Visiting someone else’s property always carries some measure of risk, just like driving around on public roads or using a consumer product does. Additionally, just like other drivers and product manufacturers, landowners who invite visitors onto their land assume a duty to protect those visitors from foreseeable harm. A property owner who violates that duty and allows a visitor to get hurt as a result may be liable for that person’s damages.
If you were injured by a dangerous condition on another person’s property, you should speak with an experienced personal injury attorney sooner rather than later about a possible lawsuit or settlement demand. Working with a Largo premises liability lawyer from Distasio Law Firm could be key not just to recovering for your financial expenses and personal losses, but also to doing so within the time limits prescribed by state law.
Holding a Landowner Liable for Specific Losses
In Florida, landowners have different “duties of care” relative to different types of visitors on their property. Florida property owners owe the least substantial duty to trespassers who are on their land without lawful authority or permission. In fact, landowners usually are not liable at all for accidental injuries suffered by trespassers, with some exceptions made for trespassing minor children under specific circumstances.
“Licensees” visiting for their own personal benefit are owed a greater duty, as property owners must provide advance warning of any hazards on their land that they know of when the licensee is present. For “invitees” visiting for the landowner’s benefit, landowners must not only provide warning of known hazards but also inspect their property regularly for hazards they have yet to discover. If such a hazard injures an invitee, the property owner may be liable even if they had no actual knowledge of that hazard at the time.
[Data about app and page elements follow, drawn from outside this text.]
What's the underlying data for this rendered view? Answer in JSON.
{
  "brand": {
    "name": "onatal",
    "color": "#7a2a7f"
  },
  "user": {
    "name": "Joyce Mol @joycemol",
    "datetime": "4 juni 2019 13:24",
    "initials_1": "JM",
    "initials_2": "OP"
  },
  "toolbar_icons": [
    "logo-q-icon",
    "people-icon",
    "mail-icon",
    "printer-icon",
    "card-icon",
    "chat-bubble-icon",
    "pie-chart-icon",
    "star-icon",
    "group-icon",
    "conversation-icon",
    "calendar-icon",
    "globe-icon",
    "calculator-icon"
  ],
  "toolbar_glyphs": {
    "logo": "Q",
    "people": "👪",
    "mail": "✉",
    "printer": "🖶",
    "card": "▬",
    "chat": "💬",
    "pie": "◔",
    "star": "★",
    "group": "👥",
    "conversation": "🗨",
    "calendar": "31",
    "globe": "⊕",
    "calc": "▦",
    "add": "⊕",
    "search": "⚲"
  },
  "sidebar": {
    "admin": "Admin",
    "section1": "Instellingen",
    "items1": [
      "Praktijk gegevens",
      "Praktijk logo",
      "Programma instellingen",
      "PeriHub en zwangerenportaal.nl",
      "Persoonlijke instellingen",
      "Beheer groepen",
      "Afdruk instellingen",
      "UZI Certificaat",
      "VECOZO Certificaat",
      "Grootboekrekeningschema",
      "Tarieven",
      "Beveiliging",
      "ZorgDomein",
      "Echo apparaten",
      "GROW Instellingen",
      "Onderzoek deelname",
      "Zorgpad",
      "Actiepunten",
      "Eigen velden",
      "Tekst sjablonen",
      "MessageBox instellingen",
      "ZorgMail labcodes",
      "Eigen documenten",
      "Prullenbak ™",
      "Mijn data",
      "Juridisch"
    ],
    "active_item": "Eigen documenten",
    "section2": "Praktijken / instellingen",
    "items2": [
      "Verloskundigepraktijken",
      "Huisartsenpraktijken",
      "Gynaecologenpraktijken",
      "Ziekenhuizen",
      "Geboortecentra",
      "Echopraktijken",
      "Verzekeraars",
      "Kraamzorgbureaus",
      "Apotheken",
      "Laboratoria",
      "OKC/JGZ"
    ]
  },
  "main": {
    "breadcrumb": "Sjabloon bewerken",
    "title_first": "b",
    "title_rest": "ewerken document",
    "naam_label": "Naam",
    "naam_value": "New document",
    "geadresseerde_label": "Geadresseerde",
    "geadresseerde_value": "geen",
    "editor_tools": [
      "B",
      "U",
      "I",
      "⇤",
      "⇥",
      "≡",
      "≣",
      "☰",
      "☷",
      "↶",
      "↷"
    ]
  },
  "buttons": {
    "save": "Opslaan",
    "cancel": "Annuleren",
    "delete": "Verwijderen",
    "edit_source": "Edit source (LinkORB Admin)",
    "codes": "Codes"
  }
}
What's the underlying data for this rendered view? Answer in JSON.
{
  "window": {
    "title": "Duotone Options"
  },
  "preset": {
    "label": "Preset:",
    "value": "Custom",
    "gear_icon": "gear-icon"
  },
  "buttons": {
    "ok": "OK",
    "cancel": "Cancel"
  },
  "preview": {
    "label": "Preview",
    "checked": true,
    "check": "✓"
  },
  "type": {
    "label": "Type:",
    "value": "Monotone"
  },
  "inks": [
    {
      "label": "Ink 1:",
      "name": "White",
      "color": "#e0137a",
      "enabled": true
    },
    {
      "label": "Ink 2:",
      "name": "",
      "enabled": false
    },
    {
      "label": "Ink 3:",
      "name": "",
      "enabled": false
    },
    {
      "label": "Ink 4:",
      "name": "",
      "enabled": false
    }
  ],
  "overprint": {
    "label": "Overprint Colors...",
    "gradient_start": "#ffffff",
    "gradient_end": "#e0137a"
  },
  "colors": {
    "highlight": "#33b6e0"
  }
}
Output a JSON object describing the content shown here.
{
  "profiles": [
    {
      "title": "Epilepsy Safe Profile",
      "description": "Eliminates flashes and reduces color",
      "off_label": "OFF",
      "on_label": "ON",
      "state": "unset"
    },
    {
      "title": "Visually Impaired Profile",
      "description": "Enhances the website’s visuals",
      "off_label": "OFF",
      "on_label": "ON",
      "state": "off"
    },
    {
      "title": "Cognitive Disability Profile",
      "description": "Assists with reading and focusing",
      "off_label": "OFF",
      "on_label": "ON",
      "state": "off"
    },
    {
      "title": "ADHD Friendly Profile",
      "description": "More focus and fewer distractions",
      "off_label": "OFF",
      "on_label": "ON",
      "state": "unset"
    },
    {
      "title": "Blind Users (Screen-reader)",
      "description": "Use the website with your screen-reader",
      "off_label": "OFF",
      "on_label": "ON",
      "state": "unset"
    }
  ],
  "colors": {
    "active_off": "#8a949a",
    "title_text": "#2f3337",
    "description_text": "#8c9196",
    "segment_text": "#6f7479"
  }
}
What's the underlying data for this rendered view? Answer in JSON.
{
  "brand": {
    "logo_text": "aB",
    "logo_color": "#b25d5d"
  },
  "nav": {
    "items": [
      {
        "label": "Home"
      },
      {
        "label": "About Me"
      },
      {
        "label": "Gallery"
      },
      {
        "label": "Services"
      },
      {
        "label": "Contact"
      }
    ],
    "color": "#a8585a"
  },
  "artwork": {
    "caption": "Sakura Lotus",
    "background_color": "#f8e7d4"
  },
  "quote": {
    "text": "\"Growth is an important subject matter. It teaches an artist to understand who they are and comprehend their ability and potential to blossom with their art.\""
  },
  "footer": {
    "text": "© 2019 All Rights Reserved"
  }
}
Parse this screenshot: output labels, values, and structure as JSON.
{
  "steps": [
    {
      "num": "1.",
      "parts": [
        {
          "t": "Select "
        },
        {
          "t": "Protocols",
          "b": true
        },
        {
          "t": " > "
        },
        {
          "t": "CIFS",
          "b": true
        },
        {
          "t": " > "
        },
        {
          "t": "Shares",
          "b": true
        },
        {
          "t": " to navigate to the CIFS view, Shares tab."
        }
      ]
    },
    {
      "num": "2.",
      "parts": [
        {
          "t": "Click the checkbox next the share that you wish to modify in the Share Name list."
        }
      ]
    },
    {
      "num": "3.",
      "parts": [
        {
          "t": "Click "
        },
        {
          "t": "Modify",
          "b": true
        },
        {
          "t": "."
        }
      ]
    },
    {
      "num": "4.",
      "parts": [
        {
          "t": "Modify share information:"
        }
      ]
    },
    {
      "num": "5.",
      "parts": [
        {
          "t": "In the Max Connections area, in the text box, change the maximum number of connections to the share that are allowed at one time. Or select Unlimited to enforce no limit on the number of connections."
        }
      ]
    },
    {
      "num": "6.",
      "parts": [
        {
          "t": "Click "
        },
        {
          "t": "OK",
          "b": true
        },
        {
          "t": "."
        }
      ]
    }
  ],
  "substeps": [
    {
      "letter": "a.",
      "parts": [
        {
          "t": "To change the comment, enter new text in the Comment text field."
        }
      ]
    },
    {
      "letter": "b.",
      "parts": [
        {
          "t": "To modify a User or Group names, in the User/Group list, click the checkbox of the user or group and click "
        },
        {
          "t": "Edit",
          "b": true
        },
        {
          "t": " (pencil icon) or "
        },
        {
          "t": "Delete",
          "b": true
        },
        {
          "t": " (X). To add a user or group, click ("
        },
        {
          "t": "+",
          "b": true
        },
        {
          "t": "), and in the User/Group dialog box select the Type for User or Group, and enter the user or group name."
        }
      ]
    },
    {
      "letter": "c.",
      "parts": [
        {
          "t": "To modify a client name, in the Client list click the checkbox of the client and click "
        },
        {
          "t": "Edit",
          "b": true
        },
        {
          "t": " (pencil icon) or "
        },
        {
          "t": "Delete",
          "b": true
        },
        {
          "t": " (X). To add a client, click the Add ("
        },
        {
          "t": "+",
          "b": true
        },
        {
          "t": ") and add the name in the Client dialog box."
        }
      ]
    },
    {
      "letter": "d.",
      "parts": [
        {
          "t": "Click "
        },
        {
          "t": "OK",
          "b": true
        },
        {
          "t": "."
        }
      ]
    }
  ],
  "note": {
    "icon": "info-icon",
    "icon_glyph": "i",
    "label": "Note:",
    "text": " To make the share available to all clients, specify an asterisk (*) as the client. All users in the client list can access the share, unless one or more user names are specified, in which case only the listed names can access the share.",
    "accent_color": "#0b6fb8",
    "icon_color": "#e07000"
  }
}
Regardless of how it is established, a property owner or manager found liable for allowing a visitor to be injured can then be held responsible to pay for all past and future forms of harm that visitor can connect to their injuries, including:
- All medical bills and related expenses, like prescription drug costs
- Personal property loss/damage
- Missed work income and/or lost working capacity
- Physical pain from injuries
- Lost enjoyment of life and other effects of psychological/emotional distress
A knowledgeable Largo premises liability attorney like Scott Distasio could clarify how state law might apply to a particular scenario during a confidential consultation.
Filing Deadlines for Property Liability Claims
Another element of Florida law worth knowing about when considering a premises liability claim in Largo is the statute of limitations for personal injury litigation.
Under Florida Statutes §95.11(3), most people injured by someone else’s negligence have four years after discovering their injuries to start any lawsuit they intend to file, or they may be barred permanently from ever getting civil compensation for that incident. As a seasoned premises liability lawyer in Largo could explain, though, there are exceptions to this rule, most notably when the injured party is a minor child.
Get in Touch with a Largo Premises Liability Attorney
While property owners can and should be held legally liable for harm they cause lawful visitors on their land through negligence, recovering compensation through a premises liability claim can be extremely challenging in practice. Obtaining a positive case result will almost certainly be even harder if you try to do so without accomplished legal counsel on your side.
A capable Largo premises liability lawyer’s assistance could massively improve your chances of securing the restitution you need for the harm you never should have suffered. Learn more by calling the dedicated team of attorneys at Distasio Law Firm today.